The new board then could back out of the Google partnership and accept Microsoft’s offer, wrote Mithras partner Mark Nelson.
Microsoft declined to comment on Mithras’ letter.
Facebook veteran heading to VC firm
Matt Cohler, a senior Facebook executive and one of the early employees of the social-networking phenom, is leaving to become a general partner with Benchmark Capital.
The departure comes at a critical time for Facebook, which has become one of Silicon Valley’s hottest companies. Investors last year gave the four-year-old venture a $15 billion valuation.
The social network, with more than 80 million members, wants to convert its traffic into profits with the eventual goal of an initial public offering.

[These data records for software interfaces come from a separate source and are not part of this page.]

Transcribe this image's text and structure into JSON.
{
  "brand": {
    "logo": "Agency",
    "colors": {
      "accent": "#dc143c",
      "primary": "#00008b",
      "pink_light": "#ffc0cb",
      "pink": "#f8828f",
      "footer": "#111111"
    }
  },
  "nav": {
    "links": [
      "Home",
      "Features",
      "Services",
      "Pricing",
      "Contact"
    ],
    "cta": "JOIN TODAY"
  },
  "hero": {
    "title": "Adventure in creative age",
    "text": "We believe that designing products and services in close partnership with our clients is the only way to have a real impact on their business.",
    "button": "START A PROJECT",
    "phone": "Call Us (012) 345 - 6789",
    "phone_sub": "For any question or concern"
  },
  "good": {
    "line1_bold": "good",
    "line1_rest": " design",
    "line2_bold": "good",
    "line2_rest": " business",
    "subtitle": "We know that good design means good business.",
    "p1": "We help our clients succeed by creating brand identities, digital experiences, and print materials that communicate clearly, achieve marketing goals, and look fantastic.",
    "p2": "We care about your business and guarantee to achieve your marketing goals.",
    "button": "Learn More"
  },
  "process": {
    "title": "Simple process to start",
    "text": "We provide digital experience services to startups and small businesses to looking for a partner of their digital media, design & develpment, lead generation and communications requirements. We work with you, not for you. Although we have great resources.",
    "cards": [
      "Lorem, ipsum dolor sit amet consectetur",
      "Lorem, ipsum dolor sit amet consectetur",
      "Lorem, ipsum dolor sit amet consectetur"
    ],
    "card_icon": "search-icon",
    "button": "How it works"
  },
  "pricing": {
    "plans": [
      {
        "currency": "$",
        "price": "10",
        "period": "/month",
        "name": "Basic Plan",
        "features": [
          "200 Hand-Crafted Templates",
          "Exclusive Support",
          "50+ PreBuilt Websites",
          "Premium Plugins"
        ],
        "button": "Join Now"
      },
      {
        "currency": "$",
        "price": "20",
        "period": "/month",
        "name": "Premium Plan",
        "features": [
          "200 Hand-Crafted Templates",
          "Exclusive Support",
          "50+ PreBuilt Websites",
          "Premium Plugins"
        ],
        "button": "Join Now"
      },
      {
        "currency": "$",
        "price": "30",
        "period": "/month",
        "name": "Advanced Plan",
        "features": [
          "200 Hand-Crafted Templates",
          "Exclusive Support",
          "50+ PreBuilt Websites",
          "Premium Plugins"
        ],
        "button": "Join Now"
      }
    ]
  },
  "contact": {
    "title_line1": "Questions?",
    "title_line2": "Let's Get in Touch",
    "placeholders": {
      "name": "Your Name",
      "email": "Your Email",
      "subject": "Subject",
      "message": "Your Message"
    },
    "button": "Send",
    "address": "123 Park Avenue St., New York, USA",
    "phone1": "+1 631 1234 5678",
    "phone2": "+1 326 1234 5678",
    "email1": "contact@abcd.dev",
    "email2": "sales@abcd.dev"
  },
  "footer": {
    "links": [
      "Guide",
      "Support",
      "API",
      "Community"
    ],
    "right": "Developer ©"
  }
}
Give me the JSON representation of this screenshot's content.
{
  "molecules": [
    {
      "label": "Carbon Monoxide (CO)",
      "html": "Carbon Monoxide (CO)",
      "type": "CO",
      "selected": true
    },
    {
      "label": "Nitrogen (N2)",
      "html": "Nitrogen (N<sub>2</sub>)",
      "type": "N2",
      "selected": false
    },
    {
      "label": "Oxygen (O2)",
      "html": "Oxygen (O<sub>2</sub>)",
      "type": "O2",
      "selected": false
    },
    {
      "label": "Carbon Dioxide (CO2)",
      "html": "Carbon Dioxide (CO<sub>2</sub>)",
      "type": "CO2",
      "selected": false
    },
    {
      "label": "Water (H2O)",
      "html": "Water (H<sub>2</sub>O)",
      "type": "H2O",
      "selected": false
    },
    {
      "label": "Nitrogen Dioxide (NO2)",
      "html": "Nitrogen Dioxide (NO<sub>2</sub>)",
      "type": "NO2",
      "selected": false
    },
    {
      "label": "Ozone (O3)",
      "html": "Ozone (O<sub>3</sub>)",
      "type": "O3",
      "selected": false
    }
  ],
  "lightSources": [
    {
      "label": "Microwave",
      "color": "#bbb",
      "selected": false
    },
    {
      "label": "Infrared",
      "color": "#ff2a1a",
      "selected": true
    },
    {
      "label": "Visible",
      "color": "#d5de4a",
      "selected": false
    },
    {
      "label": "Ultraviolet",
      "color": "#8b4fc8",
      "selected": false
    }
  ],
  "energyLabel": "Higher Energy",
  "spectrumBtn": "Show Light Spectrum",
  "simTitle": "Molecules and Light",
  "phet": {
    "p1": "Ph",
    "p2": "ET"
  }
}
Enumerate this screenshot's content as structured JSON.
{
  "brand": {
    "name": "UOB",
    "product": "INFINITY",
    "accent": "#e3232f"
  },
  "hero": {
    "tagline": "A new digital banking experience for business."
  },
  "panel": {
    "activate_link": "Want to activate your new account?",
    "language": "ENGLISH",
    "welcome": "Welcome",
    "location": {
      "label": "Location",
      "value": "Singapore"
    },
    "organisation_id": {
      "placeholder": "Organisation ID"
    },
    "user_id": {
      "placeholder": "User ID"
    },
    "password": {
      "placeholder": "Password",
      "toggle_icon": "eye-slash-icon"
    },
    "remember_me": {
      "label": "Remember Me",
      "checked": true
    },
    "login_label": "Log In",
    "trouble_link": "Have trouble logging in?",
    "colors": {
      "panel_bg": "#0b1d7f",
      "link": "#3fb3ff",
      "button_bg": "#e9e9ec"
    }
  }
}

To that end, it’s bringing in seasoned managers, including former Google executive Sheryl Sandberg, who joined as chief operating officer in March.
Cohler, 31, who helped recruit Sandberg, has distinguished himself as consigliere to two of Silicon Valley’s top entrepreneurs: Facebook founder and CEO Mark Zuckerberg and LinkedIn founder and Chairman Reid Hoffman.
Cohler is widely respected within Facebook, where he is Zuckerberg’s right-hand man and vice president of product management.
As someone in tune with users and employees, Cohler has been a standard-bearer of Facebook culture while helping drive the company’s strategy, organizational growth and product direction.
He will join the powerful Silicon Valley venture-capital firm, which has backed such companies as eBay and Juniper Networks, in the fall. He plans to remain a special adviser.
“There is never a perfect time,” Cohler said, but added Facebook has a “great management team” and is “really well set up to move forward.” The company has not yet worked out the details of how it will replace him, Cohler said.
— Los Angeles Times